Lou Leg — this is a new leg design for me. I consider it a 'production leg' as it is finished exclusively by machine, as opposed to my sculpted legs which have a lot of hand shaping, as described above. This is a double-taper leg: wide in the x-direction, narrow in the y-direction at the top, transitioning to narrow in the x-direction and wide in the y-direction at the bottom. The inside and outside faces are gently rounded. It has a V-groove on the inside of the leg that starts at the bottom but gets narrower and shallower as it goes up the leg, a bit reminiscent of seamed stockings. I add a splash of sassy color in the groove. She is sexy, I gotta say!

I named it the 'Lou Leg', short for Louboutin, those crazy expensive high heels with the red lacquered soles.
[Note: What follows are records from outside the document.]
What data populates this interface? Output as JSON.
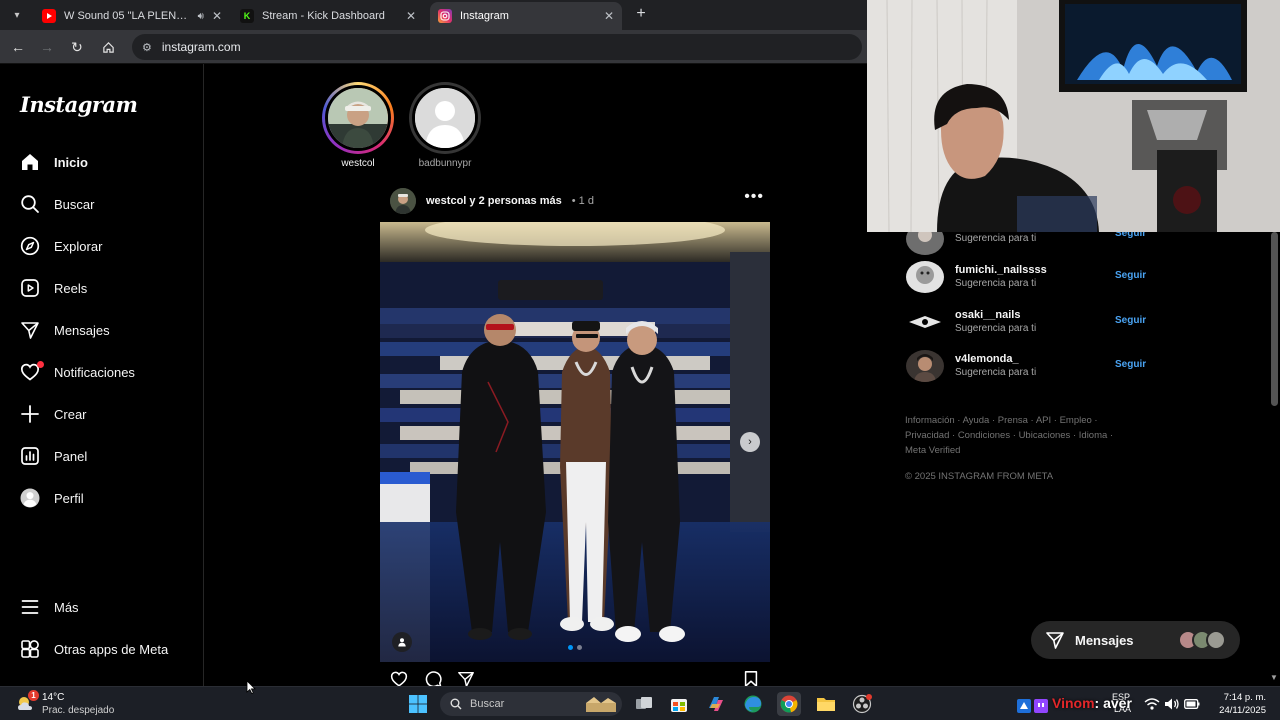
{
  "browser": {
    "tabs": [
      {
        "title": "W Sound 05 \"LA PLENA\" - B",
        "favicon_color": "#ff0000",
        "active": false,
        "has_audio": true
      },
      {
        "title": "Stream - Kick Dashboard",
        "favicon_color": "#53fc18",
        "favicon_letter": "K",
        "active": false
      },
      {
        "title": "Instagram",
        "favicon_color": "#e1306c",
        "active": true
      }
    ],
    "url": "instagram.com"
  },
  "instagram": {
    "logo": "Instagram",
    "nav": [
      {
        "label": "Inicio",
        "icon": "home-icon",
        "bold": true
      },
      {
        "label": "Buscar",
        "icon": "search-icon"
      },
      {
        "label": "Explorar",
        "icon": "compass-icon"
      },
      {
        "label": "Reels",
        "icon": "reels-icon"
      },
      {
        "label": "Mensajes",
        "icon": "send-icon"
      },
      {
        "label": "Notificaciones",
        "icon": "heart-icon",
        "has_dot": true
      },
      {
        "label": "Crear",
        "icon": "plus-icon"
      },
      {
        "label": "Panel",
        "icon": "chart-icon"
      },
      {
        "label": "Perfil",
        "icon": "profile-avatar"
      }
    ],
    "more": {
      "label": "Más",
      "icon": "menu-icon"
    },
    "meta_apps": {
      "label": "Otras apps de Meta",
      "icon": "meta-apps-icon"
    },
    "stories": [
      {
        "name": "westcol",
        "seen": false
      },
      {
        "name": "badbunnypr",
        "seen": true
      }
    ],
    "post": {
      "user": "westcol y 2 personas más",
      "separator": "•",
      "time": "1 d",
      "more": "•••",
      "carousel_count": 2,
      "carousel_index": 1
    },
    "suggestions": [
      {
        "username": "",
        "subtitle": "Sugerencia para ti",
        "action": "Seguir"
      },
      {
        "username": "fumichi._nailssss",
        "subtitle": "Sugerencia para ti",
        "action": "Seguir"
      },
      {
        "username": "osaki__nails",
        "subtitle": "Sugerencia para ti",
        "action": "Seguir"
      },
      {
        "username": "v4lemonda_",
        "subtitle": "Sugerencia para ti",
        "action": "Seguir"
      }
    ],
    "footer_links": [
      "Información",
      "Ayuda",
      "Prensa",
      "API",
      "Empleo",
      "Privacidad",
      "Condiciones",
      "Ubicaciones",
      "Idioma",
      "Meta Verified"
    ],
    "footer_sep": " · ",
    "copyright": "© 2025 INSTAGRAM FROM META",
    "messages_pill": {
      "label": "Mensajes"
    }
  },
  "taskbar": {
    "weather": {
      "temp": "14°C",
      "condition": "Prac. despejado",
      "badge": "1"
    },
    "search_placeholder": "Buscar",
    "language": "ESP",
    "language_sub": "LAA",
    "time": "7:14 p. m.",
    "date": "24/11/2025"
  },
  "stream_overlay": {
    "prefix": "Vinom",
    "text": ": aver"
  },
  "colors": {
    "accent_link": "#4aa3f2",
    "notification": "#ff3040",
    "background": "#000000"
  }
}
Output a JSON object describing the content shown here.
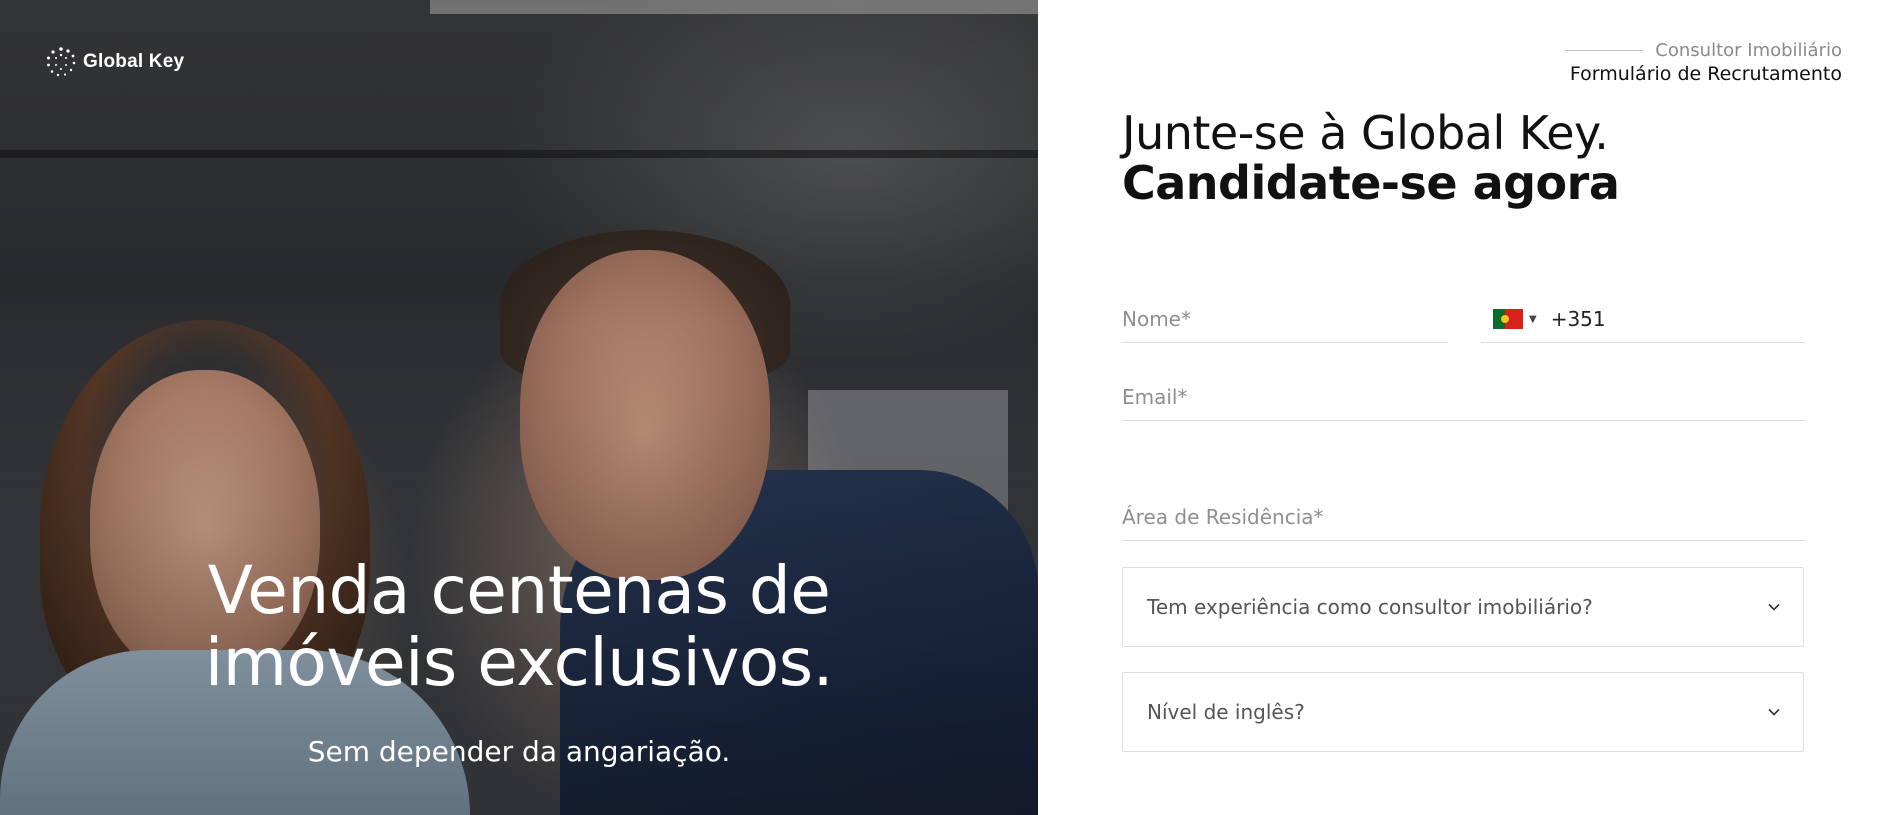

I don’t use any templates for this leg but it does take 4 jigs to create it. The demonstration will include discussion on the use of the jigs, how and why I made them, and the final result. I will also discuss the use of a card scraper and profiled sanding block for the final finishing.

Building a Small 'Daisy Table' — there is a lot of learning that can happen by building this table. I will demonstrate my signature exposed-dowel-joinery technique that shows up in a lot of my work, pattern routing legs, profiling the edges of the table 'petals', using a circle cutting jig on the bandsaw, and three different options for the legs. The options span easy to difficult with each giving a different look to the table. I will have to bring some pre-fabricated pieces to get through the demonstration. However, I will fully discuss what I did to create those parts I bring along.

Clamping Strategies for Working Out of Square — to achieve a good glue bond you need to have clamping pressure perpendicular to the glue line at the centerline of the joint. This is easy to do when working square but since I often work out of square I frequently need to fabricate custom clamping cauls to get clamping pressure exactly where needed. I will talk about commonalities of all of the cauls that are designed to give clamp pressure perpendicular to the glue line at the centerline of the joint.

If any member has a non-square project they are working on, I could help trouble-shoot the glue up, assist with designing the cauls and perhaps even do a dry run. Please reach out to Richard Tendick if you are interested.

Kelly Parker